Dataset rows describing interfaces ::
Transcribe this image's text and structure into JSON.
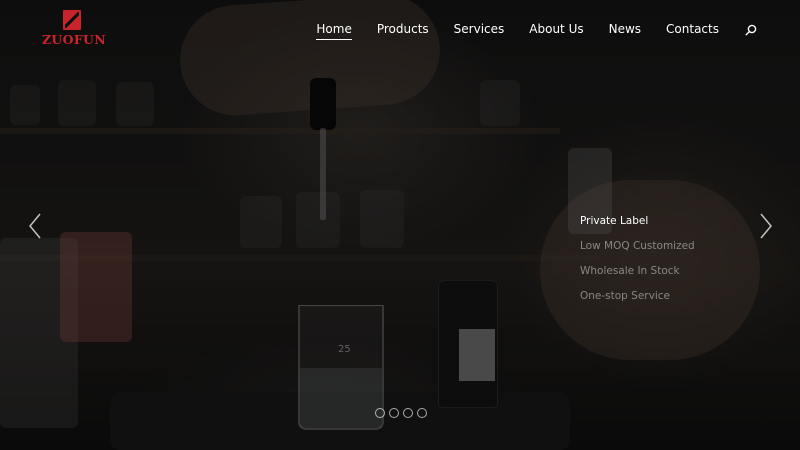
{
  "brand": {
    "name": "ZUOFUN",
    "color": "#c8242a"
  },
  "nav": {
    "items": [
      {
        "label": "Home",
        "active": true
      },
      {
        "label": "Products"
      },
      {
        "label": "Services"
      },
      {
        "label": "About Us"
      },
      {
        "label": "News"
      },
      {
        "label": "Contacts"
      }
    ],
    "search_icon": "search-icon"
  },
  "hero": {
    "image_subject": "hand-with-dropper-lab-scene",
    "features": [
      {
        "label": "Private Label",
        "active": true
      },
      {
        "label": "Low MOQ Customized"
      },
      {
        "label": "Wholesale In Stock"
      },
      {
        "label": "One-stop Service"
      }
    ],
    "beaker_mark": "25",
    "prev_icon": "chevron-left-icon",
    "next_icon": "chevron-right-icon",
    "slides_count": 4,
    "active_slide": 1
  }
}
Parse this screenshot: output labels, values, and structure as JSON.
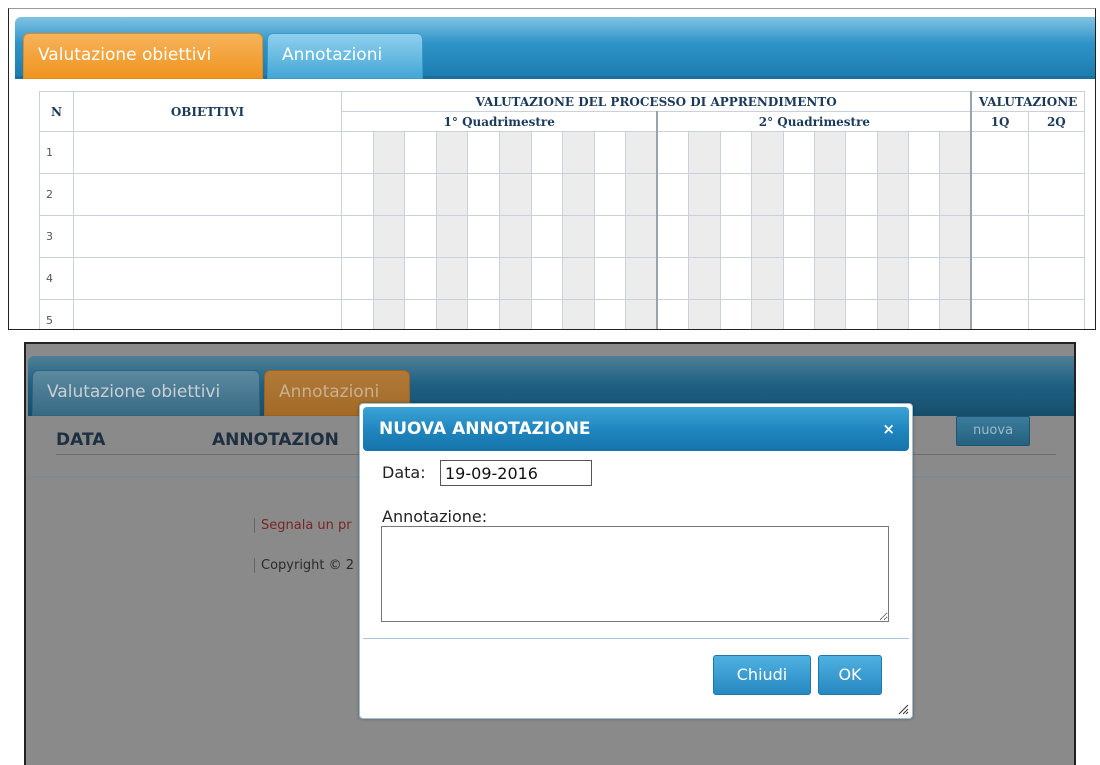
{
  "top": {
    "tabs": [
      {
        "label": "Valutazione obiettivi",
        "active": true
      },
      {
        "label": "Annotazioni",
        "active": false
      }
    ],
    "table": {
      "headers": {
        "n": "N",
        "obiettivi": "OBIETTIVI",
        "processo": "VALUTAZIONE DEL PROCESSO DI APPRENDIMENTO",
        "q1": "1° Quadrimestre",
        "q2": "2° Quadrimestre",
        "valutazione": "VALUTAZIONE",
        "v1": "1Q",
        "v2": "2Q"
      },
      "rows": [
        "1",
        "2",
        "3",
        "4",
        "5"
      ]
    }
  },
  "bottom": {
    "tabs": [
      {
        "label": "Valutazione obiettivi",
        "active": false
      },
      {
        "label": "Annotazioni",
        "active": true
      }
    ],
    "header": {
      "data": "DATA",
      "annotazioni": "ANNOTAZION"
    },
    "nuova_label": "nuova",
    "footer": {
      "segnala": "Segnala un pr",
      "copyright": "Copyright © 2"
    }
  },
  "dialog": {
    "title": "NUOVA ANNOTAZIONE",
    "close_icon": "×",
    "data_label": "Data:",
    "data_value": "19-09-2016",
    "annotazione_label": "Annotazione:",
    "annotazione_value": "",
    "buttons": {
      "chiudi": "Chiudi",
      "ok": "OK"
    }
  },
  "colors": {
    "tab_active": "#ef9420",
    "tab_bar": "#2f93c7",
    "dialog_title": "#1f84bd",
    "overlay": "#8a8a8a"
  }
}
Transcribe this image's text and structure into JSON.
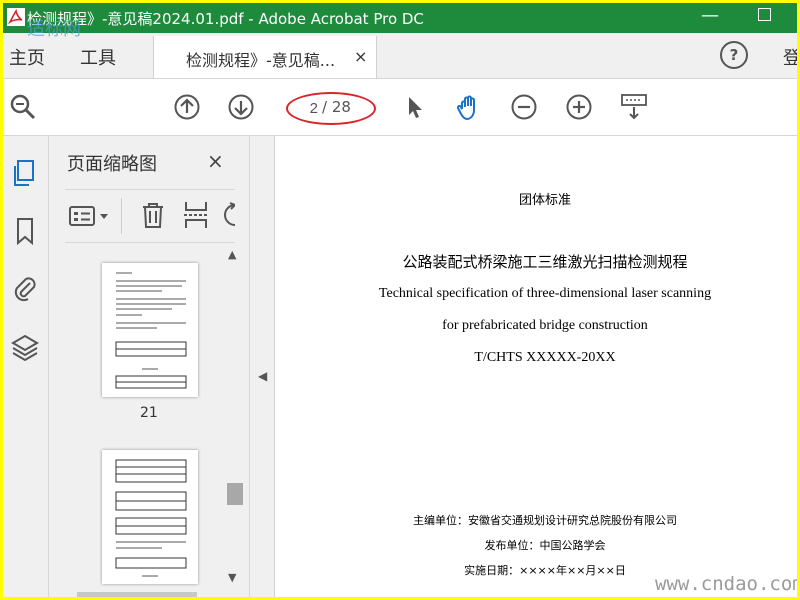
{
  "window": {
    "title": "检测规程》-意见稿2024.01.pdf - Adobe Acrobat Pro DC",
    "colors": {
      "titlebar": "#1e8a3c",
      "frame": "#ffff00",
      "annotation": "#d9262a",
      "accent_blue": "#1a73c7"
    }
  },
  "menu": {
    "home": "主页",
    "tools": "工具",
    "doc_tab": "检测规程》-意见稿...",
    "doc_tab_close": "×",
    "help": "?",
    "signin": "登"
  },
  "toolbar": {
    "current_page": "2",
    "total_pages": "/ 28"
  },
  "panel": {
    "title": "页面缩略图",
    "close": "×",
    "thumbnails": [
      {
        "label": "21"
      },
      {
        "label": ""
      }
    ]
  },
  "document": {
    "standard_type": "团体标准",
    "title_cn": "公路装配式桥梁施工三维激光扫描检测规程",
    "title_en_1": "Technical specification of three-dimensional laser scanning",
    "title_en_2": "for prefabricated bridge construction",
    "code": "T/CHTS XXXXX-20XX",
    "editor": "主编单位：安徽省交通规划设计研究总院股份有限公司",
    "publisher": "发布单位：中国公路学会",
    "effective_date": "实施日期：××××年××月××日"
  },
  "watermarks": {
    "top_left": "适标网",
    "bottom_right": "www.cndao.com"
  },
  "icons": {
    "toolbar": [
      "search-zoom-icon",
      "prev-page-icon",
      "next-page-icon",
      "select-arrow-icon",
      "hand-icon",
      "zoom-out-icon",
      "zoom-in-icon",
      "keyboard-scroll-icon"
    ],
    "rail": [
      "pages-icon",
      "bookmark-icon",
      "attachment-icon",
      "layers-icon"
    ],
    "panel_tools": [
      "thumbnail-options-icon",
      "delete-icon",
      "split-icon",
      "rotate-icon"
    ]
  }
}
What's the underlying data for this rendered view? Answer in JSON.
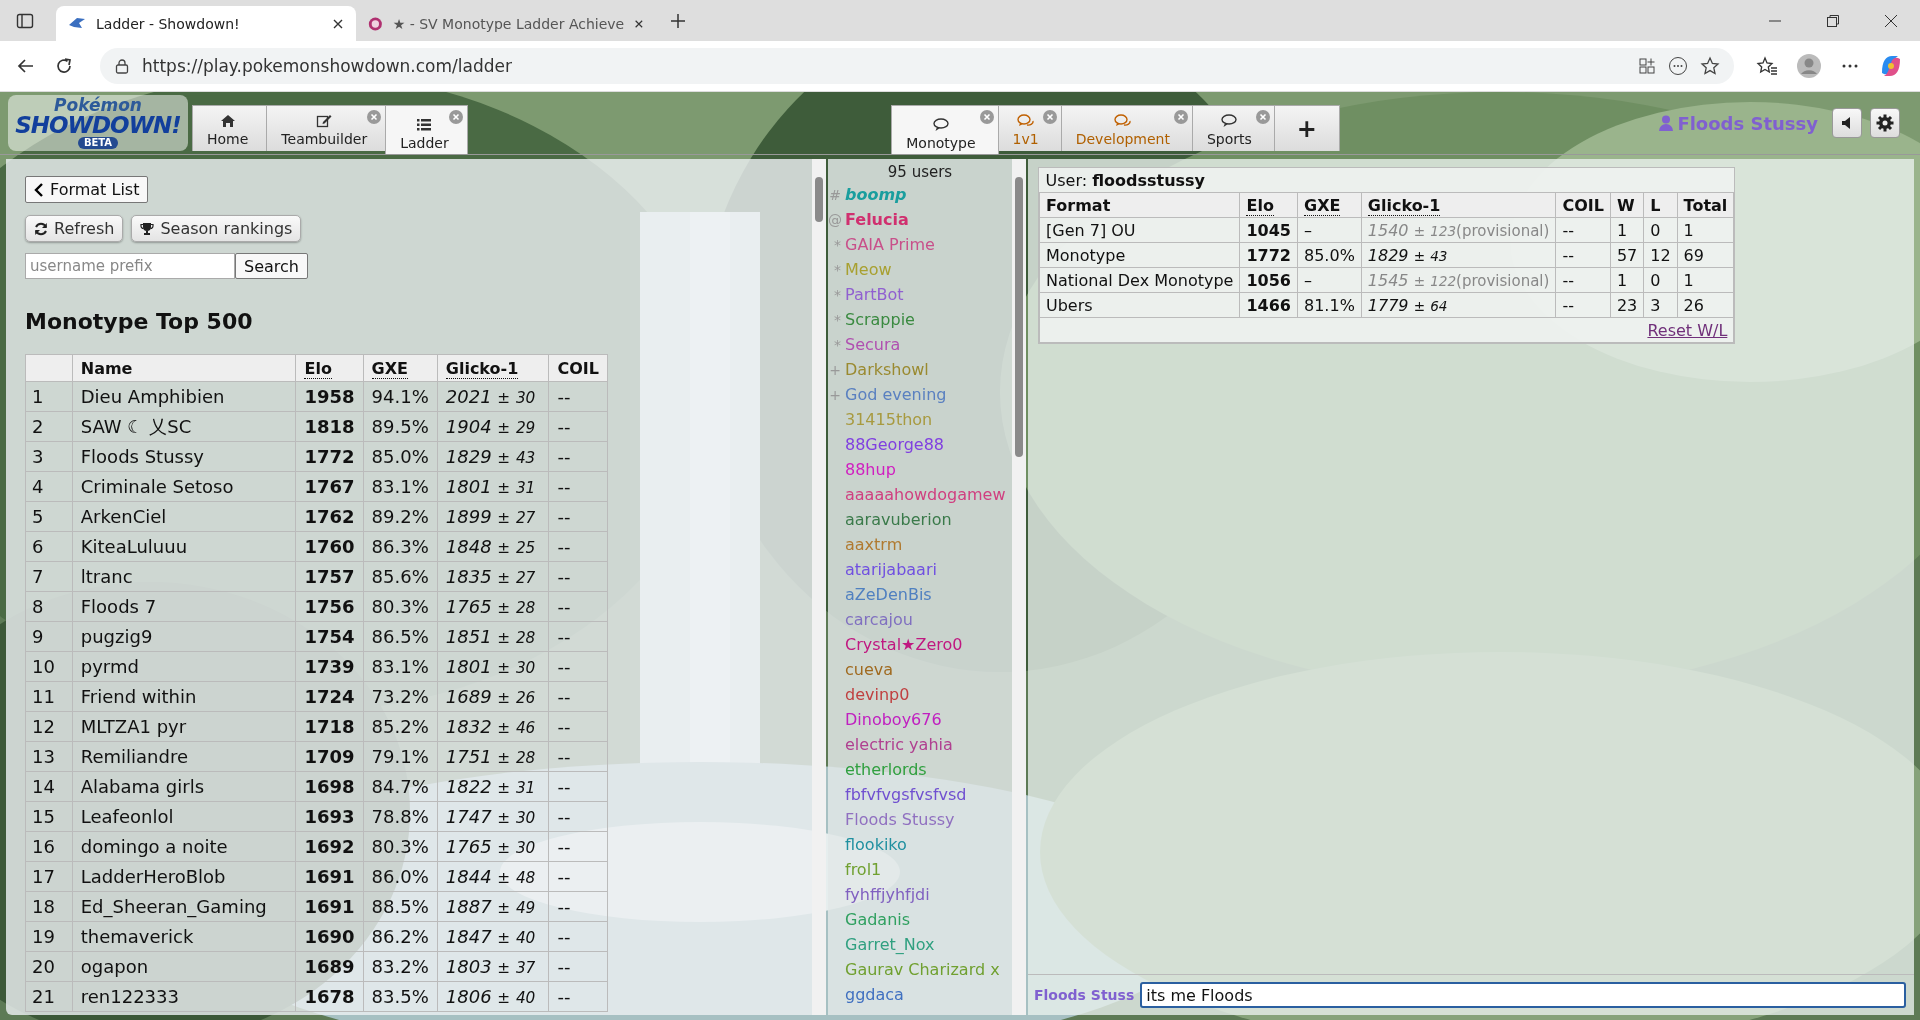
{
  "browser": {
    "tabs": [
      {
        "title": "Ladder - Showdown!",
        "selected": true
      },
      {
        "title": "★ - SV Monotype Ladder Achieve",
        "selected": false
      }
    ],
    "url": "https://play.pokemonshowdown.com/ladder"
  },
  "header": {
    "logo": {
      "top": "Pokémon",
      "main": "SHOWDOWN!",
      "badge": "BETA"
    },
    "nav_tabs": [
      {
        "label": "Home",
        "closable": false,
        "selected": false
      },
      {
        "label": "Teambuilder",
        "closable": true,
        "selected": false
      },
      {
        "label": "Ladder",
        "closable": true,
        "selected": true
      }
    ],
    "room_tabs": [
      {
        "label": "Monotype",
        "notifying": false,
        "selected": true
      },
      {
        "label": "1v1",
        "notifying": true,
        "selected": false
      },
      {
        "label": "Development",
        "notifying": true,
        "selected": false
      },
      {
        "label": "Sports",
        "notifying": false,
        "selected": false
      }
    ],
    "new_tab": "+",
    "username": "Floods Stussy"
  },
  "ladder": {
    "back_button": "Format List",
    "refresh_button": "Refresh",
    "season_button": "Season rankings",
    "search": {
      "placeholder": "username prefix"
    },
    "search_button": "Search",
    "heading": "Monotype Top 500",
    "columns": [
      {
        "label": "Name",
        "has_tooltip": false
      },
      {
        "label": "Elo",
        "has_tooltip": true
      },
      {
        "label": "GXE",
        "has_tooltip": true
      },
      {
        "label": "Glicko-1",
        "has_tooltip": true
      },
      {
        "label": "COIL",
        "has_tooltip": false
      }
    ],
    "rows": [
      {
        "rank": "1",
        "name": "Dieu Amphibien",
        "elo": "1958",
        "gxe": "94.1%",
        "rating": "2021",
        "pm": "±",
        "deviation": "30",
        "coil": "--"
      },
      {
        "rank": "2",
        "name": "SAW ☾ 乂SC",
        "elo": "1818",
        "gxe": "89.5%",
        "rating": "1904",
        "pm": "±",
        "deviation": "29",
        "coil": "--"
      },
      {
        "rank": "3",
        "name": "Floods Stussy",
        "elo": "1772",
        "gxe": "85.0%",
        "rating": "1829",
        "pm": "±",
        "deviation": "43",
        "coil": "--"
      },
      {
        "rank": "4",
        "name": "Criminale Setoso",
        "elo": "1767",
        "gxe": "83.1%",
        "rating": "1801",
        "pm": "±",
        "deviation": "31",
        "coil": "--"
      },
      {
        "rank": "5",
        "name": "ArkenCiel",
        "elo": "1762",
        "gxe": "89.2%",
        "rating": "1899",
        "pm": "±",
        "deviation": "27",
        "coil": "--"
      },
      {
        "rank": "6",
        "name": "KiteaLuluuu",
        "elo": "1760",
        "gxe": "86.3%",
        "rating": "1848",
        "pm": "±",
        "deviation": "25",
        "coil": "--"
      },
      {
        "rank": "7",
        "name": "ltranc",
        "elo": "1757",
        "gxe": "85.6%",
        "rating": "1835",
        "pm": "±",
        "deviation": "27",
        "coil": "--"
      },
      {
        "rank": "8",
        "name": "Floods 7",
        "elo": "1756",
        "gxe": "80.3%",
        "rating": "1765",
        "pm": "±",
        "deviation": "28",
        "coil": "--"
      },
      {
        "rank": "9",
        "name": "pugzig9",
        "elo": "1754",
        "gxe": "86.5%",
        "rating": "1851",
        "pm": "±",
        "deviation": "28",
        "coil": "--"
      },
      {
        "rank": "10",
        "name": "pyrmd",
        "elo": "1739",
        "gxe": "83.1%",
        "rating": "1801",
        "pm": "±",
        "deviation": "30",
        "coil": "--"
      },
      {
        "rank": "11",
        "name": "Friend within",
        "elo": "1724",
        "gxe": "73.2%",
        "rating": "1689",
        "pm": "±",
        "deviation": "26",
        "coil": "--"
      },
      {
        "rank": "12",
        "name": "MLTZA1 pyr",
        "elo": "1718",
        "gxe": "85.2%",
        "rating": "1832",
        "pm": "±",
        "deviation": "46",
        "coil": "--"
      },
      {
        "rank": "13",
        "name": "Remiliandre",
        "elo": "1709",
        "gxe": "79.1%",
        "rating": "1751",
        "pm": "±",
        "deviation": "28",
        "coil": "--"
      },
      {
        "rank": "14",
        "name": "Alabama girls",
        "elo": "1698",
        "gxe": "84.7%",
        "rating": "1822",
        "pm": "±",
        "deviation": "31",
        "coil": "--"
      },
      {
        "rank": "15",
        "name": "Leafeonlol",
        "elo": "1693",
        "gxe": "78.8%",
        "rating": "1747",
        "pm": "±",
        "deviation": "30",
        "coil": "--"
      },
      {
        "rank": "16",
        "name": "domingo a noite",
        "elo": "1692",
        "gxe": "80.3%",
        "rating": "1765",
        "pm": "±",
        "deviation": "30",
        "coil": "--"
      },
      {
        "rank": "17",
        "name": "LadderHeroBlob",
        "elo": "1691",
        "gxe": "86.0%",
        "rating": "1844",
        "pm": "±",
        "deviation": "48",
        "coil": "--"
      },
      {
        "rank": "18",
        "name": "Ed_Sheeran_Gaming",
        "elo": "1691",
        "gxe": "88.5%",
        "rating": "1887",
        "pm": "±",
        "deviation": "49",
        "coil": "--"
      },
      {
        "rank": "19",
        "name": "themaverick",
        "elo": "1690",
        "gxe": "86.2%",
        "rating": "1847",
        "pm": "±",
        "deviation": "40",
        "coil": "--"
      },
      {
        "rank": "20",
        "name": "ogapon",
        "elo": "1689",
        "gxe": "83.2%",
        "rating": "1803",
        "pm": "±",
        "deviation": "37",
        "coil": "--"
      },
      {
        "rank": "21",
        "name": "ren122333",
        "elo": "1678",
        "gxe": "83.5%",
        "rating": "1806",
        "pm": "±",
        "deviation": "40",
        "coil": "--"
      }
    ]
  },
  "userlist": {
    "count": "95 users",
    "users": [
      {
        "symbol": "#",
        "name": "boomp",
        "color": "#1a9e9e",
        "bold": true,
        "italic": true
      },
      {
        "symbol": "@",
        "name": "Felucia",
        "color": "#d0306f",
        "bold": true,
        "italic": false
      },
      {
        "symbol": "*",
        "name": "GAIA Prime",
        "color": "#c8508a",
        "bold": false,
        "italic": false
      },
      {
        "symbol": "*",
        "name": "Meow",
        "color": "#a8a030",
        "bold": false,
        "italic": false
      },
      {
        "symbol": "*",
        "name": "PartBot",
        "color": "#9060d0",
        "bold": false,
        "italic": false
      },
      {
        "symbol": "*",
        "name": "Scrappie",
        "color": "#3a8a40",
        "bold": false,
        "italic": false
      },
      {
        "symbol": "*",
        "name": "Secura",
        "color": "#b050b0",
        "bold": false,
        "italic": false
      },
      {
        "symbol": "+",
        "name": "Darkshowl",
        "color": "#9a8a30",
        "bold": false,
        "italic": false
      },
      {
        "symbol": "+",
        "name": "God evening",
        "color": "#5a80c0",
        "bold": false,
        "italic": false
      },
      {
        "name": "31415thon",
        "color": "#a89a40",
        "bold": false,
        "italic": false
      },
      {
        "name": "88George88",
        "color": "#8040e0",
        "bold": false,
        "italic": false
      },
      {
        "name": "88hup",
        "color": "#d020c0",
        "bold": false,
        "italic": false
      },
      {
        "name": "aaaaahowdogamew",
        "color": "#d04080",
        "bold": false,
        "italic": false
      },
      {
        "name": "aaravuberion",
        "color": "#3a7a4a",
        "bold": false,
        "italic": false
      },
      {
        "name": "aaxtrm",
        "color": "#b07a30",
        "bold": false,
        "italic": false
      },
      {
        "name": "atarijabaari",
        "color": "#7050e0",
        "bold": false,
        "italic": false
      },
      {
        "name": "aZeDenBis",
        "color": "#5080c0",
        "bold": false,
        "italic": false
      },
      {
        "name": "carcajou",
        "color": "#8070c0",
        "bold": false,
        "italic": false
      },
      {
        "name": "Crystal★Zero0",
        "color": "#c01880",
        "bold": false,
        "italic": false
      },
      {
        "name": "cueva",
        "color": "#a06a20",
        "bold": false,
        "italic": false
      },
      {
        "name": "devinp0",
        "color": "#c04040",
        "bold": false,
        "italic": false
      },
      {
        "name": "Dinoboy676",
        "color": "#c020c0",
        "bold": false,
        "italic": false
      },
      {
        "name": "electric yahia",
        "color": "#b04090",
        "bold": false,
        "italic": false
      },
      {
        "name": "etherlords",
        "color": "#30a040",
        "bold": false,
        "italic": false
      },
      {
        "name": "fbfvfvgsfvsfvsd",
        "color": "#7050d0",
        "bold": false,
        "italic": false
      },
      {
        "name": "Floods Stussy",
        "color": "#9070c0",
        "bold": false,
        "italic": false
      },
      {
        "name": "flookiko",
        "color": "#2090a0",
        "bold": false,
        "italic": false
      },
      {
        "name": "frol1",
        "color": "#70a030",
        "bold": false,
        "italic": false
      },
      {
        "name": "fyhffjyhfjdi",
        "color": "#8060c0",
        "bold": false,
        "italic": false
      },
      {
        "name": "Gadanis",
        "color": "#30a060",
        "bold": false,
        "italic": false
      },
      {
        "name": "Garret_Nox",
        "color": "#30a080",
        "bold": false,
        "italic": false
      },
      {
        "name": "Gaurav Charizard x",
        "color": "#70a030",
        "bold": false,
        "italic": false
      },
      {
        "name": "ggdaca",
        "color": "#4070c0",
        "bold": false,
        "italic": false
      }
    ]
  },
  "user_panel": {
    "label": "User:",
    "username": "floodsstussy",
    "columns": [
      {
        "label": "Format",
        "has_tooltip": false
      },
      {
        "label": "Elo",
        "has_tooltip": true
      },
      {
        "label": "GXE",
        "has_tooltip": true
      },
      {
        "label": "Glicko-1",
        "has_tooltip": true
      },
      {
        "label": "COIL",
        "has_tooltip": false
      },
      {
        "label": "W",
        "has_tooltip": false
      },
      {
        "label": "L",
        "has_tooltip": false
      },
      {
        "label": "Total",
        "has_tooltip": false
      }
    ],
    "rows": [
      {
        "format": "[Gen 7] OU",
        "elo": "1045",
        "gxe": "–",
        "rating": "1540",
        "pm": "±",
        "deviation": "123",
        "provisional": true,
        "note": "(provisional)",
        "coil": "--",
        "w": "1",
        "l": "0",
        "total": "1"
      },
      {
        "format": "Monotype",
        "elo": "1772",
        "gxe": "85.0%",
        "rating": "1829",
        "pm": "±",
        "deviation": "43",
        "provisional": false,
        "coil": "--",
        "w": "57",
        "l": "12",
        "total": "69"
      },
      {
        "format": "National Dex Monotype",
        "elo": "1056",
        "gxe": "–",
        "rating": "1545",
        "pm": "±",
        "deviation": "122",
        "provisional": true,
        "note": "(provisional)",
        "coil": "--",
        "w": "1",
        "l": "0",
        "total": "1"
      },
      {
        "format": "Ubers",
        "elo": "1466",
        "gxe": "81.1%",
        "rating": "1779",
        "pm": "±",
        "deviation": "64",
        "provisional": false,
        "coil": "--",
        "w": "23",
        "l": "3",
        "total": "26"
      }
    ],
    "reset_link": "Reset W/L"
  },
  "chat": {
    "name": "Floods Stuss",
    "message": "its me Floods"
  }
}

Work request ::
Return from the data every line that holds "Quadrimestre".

Solved problem ::
        "q1": "1° Quadrimestre",
        "q2": "2° Quadrimestre",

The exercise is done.